David joined DuPont in November 1986 at the Research and Development Centre in Kingston, Ontario. He has progressed through a series of different roles over the past 19 years and is currently Technology Group Leader – Process Development with responsibility for leading a diverse portfolio of projects including development and licensing of Versipol® catalyst technology, and development of a new family of biobased polymers.

David is also an Adjunct Assistant Professor at Queen’s University in the Department of Chemical Engineering since 1997 and was Treasurer of the Canadian Society...

Dr. Martin D. Johnson

Martin D. Johnson works for Eli Lilly and Company in Chemical Product Research and Development.  Prior to joining Eli Lilly in 2005, he worked as a process research engineer at Union Carbide and The Dow Chemical Company in the Engineering Sciences and Market Development department.

At Eli Lilly, Dr. Johnson leads a group of engineers who focus on design and development of continuous processes.  He has applied process technologies from the chemical industry to increase efficiency, decrease waste, and increase the types of chemistries that Eli Lilly can safely scale up from research...

Mr. Brad Duckworth
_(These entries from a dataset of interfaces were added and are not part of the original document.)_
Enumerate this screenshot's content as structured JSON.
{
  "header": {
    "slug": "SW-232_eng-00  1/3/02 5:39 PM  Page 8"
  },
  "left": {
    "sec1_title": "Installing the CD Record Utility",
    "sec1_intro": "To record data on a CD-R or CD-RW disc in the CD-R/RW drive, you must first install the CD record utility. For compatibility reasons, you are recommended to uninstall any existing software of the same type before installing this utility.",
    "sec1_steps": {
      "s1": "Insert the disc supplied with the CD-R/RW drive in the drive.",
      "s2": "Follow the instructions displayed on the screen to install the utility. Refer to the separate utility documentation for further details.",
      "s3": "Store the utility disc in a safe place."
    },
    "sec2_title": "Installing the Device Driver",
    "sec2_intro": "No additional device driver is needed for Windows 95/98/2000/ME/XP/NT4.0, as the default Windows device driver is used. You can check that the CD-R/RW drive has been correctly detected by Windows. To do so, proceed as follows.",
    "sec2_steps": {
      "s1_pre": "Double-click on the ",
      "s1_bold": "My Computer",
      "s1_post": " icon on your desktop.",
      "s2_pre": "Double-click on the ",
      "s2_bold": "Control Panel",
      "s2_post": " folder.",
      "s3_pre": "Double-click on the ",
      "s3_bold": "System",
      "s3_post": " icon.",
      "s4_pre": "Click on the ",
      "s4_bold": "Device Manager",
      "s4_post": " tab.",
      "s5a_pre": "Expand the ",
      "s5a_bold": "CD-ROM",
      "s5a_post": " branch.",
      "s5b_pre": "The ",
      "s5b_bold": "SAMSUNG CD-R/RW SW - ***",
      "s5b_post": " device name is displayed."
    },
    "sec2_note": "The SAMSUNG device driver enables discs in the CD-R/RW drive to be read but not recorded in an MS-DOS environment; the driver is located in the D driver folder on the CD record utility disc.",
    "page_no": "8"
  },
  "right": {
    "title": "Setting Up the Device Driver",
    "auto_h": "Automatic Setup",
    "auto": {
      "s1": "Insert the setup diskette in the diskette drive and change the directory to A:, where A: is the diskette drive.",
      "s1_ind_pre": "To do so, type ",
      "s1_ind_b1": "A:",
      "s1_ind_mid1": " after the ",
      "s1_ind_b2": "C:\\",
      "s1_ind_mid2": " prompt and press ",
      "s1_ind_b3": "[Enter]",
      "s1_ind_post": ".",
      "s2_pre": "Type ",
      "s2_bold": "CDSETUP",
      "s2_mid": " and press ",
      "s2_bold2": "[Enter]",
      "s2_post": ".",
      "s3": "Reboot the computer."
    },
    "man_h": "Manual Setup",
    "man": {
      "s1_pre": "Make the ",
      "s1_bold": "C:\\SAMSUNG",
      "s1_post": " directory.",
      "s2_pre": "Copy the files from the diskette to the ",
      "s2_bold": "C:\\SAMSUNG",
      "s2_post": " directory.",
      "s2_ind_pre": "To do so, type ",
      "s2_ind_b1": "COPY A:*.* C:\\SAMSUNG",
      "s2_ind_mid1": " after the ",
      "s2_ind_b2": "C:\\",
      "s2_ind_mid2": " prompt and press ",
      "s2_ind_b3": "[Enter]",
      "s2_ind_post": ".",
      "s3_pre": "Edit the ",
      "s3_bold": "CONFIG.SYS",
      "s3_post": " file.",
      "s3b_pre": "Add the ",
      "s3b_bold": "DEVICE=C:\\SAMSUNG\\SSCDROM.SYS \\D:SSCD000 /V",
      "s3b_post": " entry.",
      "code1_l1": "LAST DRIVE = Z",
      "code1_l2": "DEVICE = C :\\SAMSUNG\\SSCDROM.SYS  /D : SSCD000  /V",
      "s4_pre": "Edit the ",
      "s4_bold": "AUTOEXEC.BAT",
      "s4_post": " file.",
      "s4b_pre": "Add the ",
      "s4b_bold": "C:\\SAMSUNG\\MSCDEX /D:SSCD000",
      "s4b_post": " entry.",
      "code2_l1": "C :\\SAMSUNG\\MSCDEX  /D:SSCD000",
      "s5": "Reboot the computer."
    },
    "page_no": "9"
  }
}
Brad Duckworth is a Technology Group Leader at Eastman Chemical Company in Tennessee. He has been with Eastman since 1992 where he has been in various positions in both Eastman’s Longview, Texas, and Kingsport, Tennessee sites. His experiences include not only pilot plant scale-up, technology licensing, technical service, process improvement, process development, but also business management. Brad is currently leading a team at Eastman to develop a vision for an optimized way to do piloting and scale-up of new technologies.

Brad obtained a B.S. degree in Chemical Engineering from...